WHAT THE TASK REQUIRES — Each line of the records below that holds "view" should be returned.

DATASET —
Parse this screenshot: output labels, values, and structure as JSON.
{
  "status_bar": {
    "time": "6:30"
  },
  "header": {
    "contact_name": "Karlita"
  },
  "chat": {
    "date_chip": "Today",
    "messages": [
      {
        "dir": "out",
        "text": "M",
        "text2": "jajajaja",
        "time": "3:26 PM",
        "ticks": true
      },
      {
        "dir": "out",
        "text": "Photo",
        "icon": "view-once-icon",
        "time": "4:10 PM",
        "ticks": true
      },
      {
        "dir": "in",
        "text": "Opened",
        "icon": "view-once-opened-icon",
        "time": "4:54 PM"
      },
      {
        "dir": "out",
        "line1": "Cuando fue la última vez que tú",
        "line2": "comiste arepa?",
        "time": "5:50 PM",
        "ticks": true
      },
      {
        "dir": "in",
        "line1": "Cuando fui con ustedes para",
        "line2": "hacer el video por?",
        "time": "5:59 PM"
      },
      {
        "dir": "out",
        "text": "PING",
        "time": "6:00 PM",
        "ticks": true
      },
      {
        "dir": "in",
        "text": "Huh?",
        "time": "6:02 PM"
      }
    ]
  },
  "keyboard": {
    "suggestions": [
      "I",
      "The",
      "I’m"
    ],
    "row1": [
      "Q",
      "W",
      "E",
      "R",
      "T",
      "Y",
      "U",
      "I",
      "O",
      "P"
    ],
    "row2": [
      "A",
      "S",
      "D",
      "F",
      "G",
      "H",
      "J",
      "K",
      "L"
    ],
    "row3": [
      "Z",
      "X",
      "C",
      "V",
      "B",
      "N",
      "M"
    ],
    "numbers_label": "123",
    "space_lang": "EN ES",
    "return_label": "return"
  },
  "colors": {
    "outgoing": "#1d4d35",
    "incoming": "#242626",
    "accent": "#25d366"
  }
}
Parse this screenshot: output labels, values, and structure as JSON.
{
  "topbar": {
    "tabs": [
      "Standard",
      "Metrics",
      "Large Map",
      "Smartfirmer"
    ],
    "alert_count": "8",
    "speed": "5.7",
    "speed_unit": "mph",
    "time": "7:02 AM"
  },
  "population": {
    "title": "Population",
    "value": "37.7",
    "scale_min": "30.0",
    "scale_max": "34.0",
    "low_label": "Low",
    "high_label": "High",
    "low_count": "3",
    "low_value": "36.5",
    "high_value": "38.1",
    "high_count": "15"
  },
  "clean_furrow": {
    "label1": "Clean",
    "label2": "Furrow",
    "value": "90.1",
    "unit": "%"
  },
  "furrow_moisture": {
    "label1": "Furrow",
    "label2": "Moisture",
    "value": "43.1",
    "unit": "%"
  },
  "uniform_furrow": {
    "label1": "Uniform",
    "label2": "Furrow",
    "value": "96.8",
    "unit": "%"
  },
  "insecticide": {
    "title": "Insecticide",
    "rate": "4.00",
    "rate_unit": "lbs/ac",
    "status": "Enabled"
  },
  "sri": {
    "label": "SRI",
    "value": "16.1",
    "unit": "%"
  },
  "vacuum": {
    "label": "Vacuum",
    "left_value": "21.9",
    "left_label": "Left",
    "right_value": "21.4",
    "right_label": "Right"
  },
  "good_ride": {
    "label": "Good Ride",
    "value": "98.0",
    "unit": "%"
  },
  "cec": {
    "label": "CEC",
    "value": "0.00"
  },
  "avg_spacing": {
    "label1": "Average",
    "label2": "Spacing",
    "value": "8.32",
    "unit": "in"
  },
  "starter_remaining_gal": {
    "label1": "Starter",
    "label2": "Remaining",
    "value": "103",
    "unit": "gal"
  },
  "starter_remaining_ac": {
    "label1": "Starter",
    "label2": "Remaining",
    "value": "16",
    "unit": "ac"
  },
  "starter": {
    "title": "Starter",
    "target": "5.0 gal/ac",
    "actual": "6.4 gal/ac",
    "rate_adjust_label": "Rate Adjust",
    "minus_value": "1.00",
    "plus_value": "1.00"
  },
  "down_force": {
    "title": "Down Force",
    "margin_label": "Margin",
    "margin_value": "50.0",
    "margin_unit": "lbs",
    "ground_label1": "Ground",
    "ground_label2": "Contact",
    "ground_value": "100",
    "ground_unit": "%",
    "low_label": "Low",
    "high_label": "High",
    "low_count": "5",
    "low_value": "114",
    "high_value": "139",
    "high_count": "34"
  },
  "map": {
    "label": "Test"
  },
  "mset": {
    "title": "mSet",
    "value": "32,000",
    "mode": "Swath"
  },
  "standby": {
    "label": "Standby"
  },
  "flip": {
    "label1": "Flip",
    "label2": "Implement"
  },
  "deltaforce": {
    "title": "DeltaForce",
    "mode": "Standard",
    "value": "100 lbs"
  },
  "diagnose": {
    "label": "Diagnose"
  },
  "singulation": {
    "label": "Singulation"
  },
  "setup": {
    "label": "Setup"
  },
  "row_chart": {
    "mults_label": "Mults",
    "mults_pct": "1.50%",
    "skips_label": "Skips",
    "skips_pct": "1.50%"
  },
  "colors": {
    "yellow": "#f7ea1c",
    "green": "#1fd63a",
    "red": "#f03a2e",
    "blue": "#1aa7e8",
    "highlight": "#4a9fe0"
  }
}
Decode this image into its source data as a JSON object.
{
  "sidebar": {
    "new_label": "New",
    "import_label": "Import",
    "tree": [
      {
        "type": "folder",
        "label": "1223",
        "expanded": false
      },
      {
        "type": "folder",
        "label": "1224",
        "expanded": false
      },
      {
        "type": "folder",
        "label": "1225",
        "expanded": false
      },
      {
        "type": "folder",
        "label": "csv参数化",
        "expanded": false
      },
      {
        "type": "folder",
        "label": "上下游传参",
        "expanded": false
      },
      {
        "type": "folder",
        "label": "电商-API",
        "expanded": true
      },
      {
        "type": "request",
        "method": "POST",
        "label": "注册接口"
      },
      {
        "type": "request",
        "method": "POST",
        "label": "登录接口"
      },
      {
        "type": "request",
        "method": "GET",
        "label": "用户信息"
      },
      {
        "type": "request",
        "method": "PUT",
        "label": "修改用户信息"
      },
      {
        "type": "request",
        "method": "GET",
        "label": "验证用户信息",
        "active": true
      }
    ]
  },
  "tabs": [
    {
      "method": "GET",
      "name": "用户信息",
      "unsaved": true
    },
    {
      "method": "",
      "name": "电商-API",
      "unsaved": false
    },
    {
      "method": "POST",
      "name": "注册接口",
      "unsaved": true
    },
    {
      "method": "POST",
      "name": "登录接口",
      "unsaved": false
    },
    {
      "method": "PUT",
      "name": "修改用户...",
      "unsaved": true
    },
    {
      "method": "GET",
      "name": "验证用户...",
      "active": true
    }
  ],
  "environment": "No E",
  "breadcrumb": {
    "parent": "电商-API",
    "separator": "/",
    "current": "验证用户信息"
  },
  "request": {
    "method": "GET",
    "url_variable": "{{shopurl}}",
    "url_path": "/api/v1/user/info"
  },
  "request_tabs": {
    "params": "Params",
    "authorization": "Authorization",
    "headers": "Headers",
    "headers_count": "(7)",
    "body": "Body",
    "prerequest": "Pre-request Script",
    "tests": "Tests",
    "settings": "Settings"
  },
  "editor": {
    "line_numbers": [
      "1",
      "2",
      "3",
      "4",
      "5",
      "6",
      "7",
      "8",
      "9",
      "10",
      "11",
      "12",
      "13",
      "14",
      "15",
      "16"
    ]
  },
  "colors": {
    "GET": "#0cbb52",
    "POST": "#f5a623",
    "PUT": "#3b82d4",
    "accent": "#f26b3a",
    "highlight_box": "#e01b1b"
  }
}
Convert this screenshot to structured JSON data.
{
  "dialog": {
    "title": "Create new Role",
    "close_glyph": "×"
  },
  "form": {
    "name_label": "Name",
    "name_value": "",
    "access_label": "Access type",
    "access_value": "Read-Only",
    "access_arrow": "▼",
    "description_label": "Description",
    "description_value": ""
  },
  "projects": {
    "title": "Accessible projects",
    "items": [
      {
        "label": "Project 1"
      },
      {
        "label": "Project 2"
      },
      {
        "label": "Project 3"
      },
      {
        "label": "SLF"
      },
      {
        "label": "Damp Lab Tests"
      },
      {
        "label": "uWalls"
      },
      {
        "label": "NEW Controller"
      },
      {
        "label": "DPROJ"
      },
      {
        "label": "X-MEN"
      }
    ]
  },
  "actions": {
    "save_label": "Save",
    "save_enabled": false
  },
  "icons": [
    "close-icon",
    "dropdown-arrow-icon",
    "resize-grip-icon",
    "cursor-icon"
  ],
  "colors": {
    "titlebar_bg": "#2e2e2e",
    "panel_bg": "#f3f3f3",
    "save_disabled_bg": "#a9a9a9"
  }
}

RESPONSE AREA —
        "icon": "view-once-icon",
        "icon": "view-once-opened-icon",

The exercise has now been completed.